VP9 decoder hotspots in asm.js: multiplication

When using ogv.js in the old IE 11 browser to play VP9 video, one of the biggest CPU hotspots is the vpx_convolve8_c function, which applies pixel filtering in a target area.

The C looks like:

All the heavy lifting being in those two functions convolve_horiz and convolve_vert:

It looks a little oversimple with tight loops and function calls, but everything is inlined aggressively by the compiler and the inner loop unrolled. The asm.js looks something like:

(Note some long lines are cut off in the unrolled loop.)

This seems fairly optimal, but know that those multiplications are slow — they’ll be floating-point multiplication because the semantics of JavaScript’s floating-point multiply operator don’t lend themselves well to automatic consolidation into integer multiplication. And it’s already an optimization that it’s doing _that_!

Normally emscripten actually doesn’t emit a multiply operator for an integer multiplication like this — it instead emits a call to Math.imul which implements 32-bit integer multiplication correctly and, when implemented, quickly. But in IE 11 there’s no native Math.imul instruction because it’s older than that addition to the JavaScript standard…

The emscripten compiler can provide an emulated replacement for Math.imul when using the LEGACY_VM_SUPPORT option, but it’s very slow — a function call, two multiplications, some bit-shifts, and addition.

Since I know (hope?) the multiplications inside libvpx never overflow, I run a post-processing pass on the JavaScript that replaces the very slow Math.imul calls with only moderately slow floating-point multiplications. This made a significant difference to total speed, something like 10-15%, when I added it to our VP8 and VP9 decoding.

Unfortunately optimizing it further looks tricky without SIMD optimizations. The native builds of these libraries make aggressive use of SIMD (single-instruction-multiple-data) to apply these filtering steps to several pixels at once, and it makes a huge improvement to throughput.

There has been experimentation for some time in SIMD support for asm.js, which seems to be being dropped now in favor of moving it directly into WebAssembly.
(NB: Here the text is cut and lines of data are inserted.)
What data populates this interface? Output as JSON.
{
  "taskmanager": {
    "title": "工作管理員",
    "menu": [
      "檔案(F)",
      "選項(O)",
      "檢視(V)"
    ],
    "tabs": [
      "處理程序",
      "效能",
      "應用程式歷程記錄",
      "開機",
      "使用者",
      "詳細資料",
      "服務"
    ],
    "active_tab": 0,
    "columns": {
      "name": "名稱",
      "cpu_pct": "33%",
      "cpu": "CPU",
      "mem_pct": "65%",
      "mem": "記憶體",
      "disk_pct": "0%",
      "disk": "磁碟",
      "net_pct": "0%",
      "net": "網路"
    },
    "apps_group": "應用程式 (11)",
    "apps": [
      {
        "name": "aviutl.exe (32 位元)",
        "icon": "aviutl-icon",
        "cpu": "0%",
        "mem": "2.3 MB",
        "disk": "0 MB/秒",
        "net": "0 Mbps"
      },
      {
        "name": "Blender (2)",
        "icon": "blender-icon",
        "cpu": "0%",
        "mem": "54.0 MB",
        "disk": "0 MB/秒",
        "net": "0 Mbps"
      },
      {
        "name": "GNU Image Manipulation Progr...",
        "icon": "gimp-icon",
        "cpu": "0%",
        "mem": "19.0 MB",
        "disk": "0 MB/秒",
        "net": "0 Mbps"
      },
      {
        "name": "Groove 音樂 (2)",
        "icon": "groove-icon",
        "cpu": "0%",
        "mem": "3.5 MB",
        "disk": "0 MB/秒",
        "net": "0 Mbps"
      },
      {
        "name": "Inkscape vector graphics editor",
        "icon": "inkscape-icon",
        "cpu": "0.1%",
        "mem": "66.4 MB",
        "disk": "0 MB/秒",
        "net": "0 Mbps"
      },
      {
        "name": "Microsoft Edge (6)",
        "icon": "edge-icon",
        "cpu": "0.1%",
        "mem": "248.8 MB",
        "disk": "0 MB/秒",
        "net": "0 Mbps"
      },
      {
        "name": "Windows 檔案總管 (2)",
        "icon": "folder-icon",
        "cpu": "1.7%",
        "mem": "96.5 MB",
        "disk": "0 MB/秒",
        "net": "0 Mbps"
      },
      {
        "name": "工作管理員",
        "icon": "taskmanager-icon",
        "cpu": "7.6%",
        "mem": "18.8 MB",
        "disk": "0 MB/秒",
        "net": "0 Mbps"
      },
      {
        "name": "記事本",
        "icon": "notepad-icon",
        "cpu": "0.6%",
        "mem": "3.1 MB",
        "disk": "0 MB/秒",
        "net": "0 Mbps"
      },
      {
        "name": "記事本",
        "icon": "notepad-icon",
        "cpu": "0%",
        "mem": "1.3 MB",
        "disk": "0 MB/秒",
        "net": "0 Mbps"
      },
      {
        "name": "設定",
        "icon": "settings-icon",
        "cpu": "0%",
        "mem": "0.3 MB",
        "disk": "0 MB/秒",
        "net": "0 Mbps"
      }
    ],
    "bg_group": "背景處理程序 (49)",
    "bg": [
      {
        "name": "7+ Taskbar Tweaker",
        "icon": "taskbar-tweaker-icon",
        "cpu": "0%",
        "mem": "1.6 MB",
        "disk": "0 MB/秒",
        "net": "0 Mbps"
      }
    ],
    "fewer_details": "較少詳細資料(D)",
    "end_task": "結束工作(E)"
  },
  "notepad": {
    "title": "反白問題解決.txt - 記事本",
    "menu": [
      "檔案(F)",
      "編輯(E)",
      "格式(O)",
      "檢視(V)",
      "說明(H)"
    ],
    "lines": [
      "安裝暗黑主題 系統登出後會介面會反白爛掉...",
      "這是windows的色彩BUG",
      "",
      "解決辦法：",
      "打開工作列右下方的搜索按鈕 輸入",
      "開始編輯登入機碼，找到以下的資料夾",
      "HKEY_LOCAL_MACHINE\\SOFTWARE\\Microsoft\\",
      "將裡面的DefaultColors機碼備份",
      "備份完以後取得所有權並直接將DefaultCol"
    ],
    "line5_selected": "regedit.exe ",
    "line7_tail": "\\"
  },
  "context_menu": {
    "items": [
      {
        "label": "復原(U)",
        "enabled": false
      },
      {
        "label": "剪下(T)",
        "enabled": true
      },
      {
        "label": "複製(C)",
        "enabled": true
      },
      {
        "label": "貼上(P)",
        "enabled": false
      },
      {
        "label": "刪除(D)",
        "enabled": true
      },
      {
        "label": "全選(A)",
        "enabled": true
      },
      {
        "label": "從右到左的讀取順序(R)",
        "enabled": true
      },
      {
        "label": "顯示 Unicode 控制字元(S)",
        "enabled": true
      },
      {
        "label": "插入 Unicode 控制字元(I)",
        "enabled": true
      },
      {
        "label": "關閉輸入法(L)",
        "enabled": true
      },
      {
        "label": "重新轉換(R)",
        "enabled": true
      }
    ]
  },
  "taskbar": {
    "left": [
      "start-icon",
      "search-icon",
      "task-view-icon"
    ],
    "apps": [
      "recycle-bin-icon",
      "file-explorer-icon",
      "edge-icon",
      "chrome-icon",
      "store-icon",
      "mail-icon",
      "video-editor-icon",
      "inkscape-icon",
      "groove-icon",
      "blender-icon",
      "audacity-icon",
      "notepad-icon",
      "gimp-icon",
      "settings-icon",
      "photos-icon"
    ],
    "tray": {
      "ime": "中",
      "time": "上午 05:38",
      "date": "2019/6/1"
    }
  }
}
If/when this eventually arrives in Safari it’ll be a big improvement there — but IE 11 will never update, being frozen in time.